*** INPUT MATERIAL Section Begins ***

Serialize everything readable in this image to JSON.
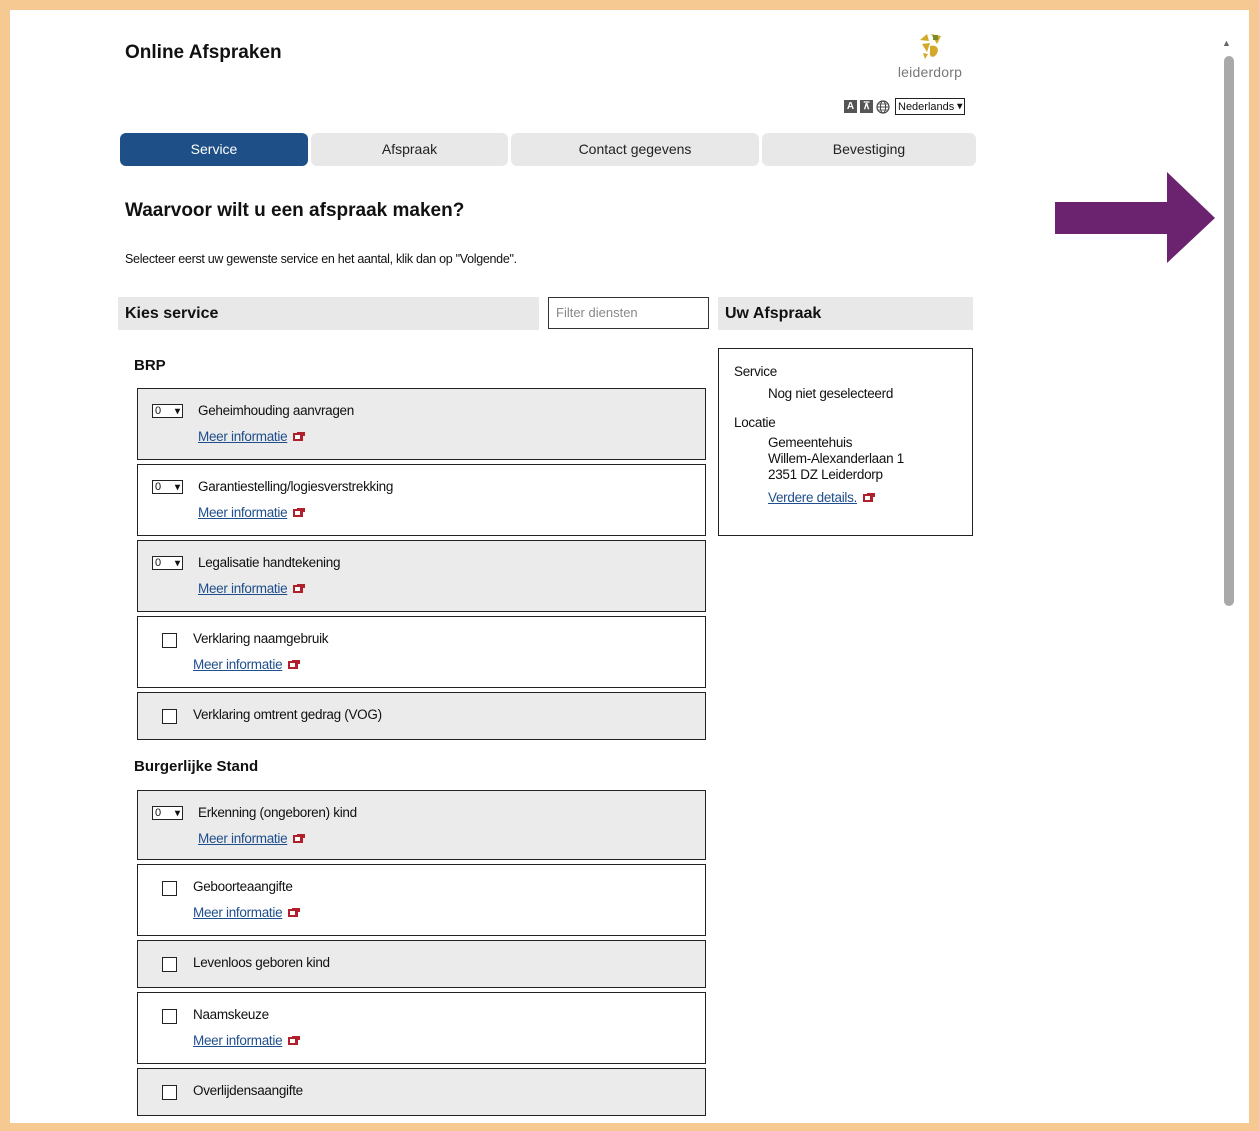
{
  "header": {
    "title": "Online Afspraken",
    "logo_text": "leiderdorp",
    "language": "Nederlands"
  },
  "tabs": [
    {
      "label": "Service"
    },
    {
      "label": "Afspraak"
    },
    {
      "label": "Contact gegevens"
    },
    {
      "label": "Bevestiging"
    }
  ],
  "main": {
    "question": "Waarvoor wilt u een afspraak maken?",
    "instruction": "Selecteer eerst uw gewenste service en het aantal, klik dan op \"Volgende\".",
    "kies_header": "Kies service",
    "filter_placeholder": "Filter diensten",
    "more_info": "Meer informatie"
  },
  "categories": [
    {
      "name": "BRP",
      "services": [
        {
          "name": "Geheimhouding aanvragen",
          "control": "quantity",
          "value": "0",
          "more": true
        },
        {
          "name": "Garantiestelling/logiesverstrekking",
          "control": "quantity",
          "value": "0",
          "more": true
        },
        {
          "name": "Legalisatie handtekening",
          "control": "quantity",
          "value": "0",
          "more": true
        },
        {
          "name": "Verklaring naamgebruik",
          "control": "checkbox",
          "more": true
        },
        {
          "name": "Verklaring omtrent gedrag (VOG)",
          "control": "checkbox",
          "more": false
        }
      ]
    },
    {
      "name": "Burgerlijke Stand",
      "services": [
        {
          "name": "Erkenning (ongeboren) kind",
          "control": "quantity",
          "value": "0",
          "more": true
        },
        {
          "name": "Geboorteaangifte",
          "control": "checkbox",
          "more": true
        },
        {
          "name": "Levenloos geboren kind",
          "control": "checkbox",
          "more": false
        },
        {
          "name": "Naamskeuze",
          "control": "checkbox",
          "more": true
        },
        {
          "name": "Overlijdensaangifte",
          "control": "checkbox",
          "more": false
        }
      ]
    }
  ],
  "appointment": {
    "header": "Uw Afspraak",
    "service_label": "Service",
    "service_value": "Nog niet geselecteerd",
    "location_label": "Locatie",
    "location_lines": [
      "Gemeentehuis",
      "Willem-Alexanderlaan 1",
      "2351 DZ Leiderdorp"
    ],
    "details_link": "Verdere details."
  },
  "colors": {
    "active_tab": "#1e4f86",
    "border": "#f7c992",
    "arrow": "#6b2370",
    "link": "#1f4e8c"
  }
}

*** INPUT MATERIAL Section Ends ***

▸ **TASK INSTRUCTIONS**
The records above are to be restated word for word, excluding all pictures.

▸ **RESULT OF THIS TASK**
Serialize everything readable in this image to JSON.
{
  "header": {
    "title": "Online Afspraken",
    "logo_text": "leiderdorp",
    "language": "Nederlands"
  },
  "tabs": [
    {
      "label": "Service"
    },
    {
      "label": "Afspraak"
    },
    {
      "label": "Contact gegevens"
    },
    {
      "label": "Bevestiging"
    }
  ],
  "main": {
    "question": "Waarvoor wilt u een afspraak maken?",
    "instruction": "Selecteer eerst uw gewenste service en het aantal, klik dan op \"Volgende\".",
    "kies_header": "Kies service",
    "filter_placeholder": "Filter diensten",
    "more_info": "Meer informatie"
  },
  "categories": [
    {
      "name": "BRP",
      "services": [
        {
          "name": "Geheimhouding aanvragen",
          "control": "quantity",
          "value": "0",
          "more": true
        },
        {
          "name": "Garantiestelling/logiesverstrekking",
          "control": "quantity",
          "value": "0",
          "more": true
        },
        {
          "name": "Legalisatie handtekening",
          "control": "quantity",
          "value": "0",
          "more": true
        },
        {
          "name": "Verklaring naamgebruik",
          "control": "checkbox",
          "more": true
        },
        {
          "name": "Verklaring omtrent gedrag (VOG)",
          "control": "checkbox",
          "more": false
        }
      ]
    },
    {
      "name": "Burgerlijke Stand",
      "services": [
        {
          "name": "Erkenning (ongeboren) kind",
          "control": "quantity",
          "value": "0",
          "more": true
        },
        {
          "name": "Geboorteaangifte",
          "control": "checkbox",
          "more": true
        },
        {
          "name": "Levenloos geboren kind",
          "control": "checkbox",
          "more": false
        },
        {
          "name": "Naamskeuze",
          "control": "checkbox",
          "more": true
        },
        {
          "name": "Overlijdensaangifte",
          "control": "checkbox",
          "more": false
        }
      ]
    }
  ],
  "appointment": {
    "header": "Uw Afspraak",
    "service_label": "Service",
    "service_value": "Nog niet geselecteerd",
    "location_label": "Locatie",
    "location_lines": [
      "Gemeentehuis",
      "Willem-Alexanderlaan 1",
      "2351 DZ Leiderdorp"
    ],
    "details_link": "Verdere details."
  },
  "colors": {
    "active_tab": "#1e4f86",
    "border": "#f7c992",
    "arrow": "#6b2370",
    "link": "#1f4e8c"
  }
}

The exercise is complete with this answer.